§ **Source records**
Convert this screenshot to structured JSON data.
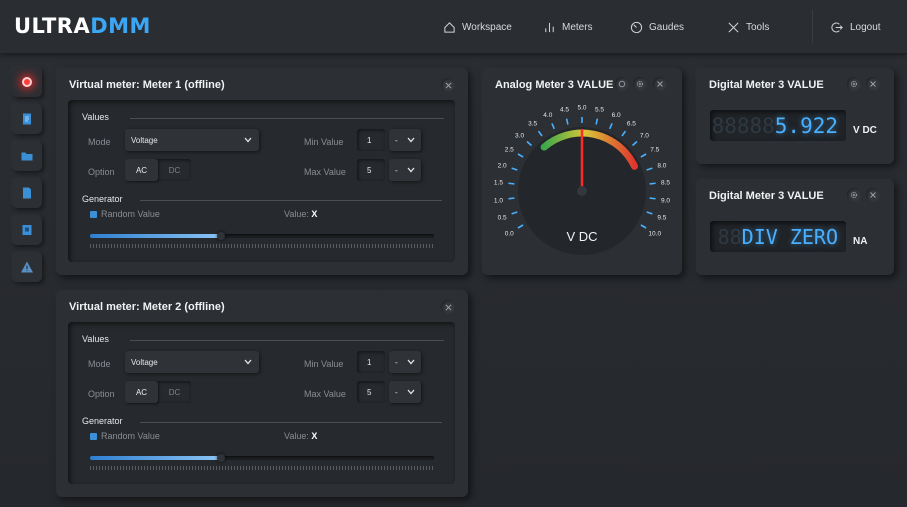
{
  "brand": {
    "part1": "ULTRA",
    "part2": "DMM"
  },
  "nav": {
    "workspace": "Workspace",
    "meters": "Meters",
    "gaudes": "Gaudes",
    "tools": "Tools",
    "logout": "Logout"
  },
  "sidebar": {
    "items": [
      {
        "icon": "record-icon"
      },
      {
        "icon": "document-icon"
      },
      {
        "icon": "folder-icon"
      },
      {
        "icon": "file-icon"
      },
      {
        "icon": "device-icon"
      },
      {
        "icon": "warning-icon"
      }
    ]
  },
  "meter1": {
    "title": "Virtual meter: Meter 1 (offline)",
    "values_label": "Values",
    "mode_label": "Mode",
    "mode_value": "Voltage",
    "option_label": "Option",
    "option_ac": "AC",
    "option_dc": "DC",
    "option_selected": "AC",
    "min_label": "Min Value",
    "min_value": "1",
    "min_spin": "-",
    "max_label": "Max Value",
    "max_value": "5",
    "max_spin": "-",
    "generator_label": "Generator",
    "random_label": "Random Value",
    "random_checked": true,
    "value_label": "Value:",
    "value_text": "X",
    "slider_fraction": 0.38
  },
  "meter2": {
    "title": "Virtual meter: Meter 2 (offline)",
    "values_label": "Values",
    "mode_label": "Mode",
    "mode_value": "Voltage",
    "option_label": "Option",
    "option_ac": "AC",
    "option_dc": "DC",
    "option_selected": "AC",
    "min_label": "Min Value",
    "min_value": "1",
    "min_spin": "-",
    "max_label": "Max Value",
    "max_value": "5",
    "max_spin": "-",
    "generator_label": "Generator",
    "random_label": "Random Value",
    "random_checked": true,
    "value_label": "Value:",
    "value_text": "X",
    "slider_fraction": 0.38
  },
  "analog": {
    "title": "Analog Meter 3 VALUE",
    "unit": "V DC",
    "value": 5.0,
    "min": 0.0,
    "max": 10.0,
    "scale_labels": [
      "0.0",
      "0.5",
      "1.0",
      "1.5",
      "2.0",
      "2.5",
      "3.0",
      "3.5",
      "4.0",
      "4.5",
      "5.0",
      "5.5",
      "6.0",
      "6.5",
      "7.0",
      "7.5",
      "8.0",
      "8.5",
      "9.0",
      "9.5",
      "10.0"
    ]
  },
  "digital1": {
    "title": "Digital Meter 3 VALUE",
    "ghost": "88888",
    "reading": "5.922",
    "unit": "V DC"
  },
  "digital2": {
    "title": "Digital Meter 3 VALUE",
    "ghost": "88",
    "reading": "DIV ZERO",
    "unit": "NA"
  },
  "colors": {
    "accent": "#3aa6f5",
    "lcd_lit": "#49b0ff",
    "record": "#ff3b3b",
    "needle": "#ff2a2a"
  }
}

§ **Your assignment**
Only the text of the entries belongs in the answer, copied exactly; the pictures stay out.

§ **Result below**
Convert this screenshot to structured JSON data.
{
  "brand": {
    "part1": "ULTRA",
    "part2": "DMM"
  },
  "nav": {
    "workspace": "Workspace",
    "meters": "Meters",
    "gaudes": "Gaudes",
    "tools": "Tools",
    "logout": "Logout"
  },
  "sidebar": {
    "items": [
      {
        "icon": "record-icon"
      },
      {
        "icon": "document-icon"
      },
      {
        "icon": "folder-icon"
      },
      {
        "icon": "file-icon"
      },
      {
        "icon": "device-icon"
      },
      {
        "icon": "warning-icon"
      }
    ]
  },
  "meter1": {
    "title": "Virtual meter: Meter 1 (offline)",
    "values_label": "Values",
    "mode_label": "Mode",
    "mode_value": "Voltage",
    "option_label": "Option",
    "option_ac": "AC",
    "option_dc": "DC",
    "option_selected": "AC",
    "min_label": "Min Value",
    "min_value": "1",
    "min_spin": "-",
    "max_label": "Max Value",
    "max_value": "5",
    "max_spin": "-",
    "generator_label": "Generator",
    "random_label": "Random Value",
    "random_checked": true,
    "value_label": "Value:",
    "value_text": "X",
    "slider_fraction": 0.38
  },
  "meter2": {
    "title": "Virtual meter: Meter 2 (offline)",
    "values_label": "Values",
    "mode_label": "Mode",
    "mode_value": "Voltage",
    "option_label": "Option",
    "option_ac": "AC",
    "option_dc": "DC",
    "option_selected": "AC",
    "min_label": "Min Value",
    "min_value": "1",
    "min_spin": "-",
    "max_label": "Max Value",
    "max_value": "5",
    "max_spin": "-",
    "generator_label": "Generator",
    "random_label": "Random Value",
    "random_checked": true,
    "value_label": "Value:",
    "value_text": "X",
    "slider_fraction": 0.38
  },
  "analog": {
    "title": "Analog Meter 3 VALUE",
    "unit": "V DC",
    "value": 5.0,
    "min": 0.0,
    "max": 10.0,
    "scale_labels": [
      "0.0",
      "0.5",
      "1.0",
      "1.5",
      "2.0",
      "2.5",
      "3.0",
      "3.5",
      "4.0",
      "4.5",
      "5.0",
      "5.5",
      "6.0",
      "6.5",
      "7.0",
      "7.5",
      "8.0",
      "8.5",
      "9.0",
      "9.5",
      "10.0"
    ]
  },
  "digital1": {
    "title": "Digital Meter 3 VALUE",
    "ghost": "88888",
    "reading": "5.922",
    "unit": "V DC"
  },
  "digital2": {
    "title": "Digital Meter 3 VALUE",
    "ghost": "88",
    "reading": "DIV ZERO",
    "unit": "NA"
  },
  "colors": {
    "accent": "#3aa6f5",
    "lcd_lit": "#49b0ff",
    "record": "#ff3b3b",
    "needle": "#ff2a2a"
  }
}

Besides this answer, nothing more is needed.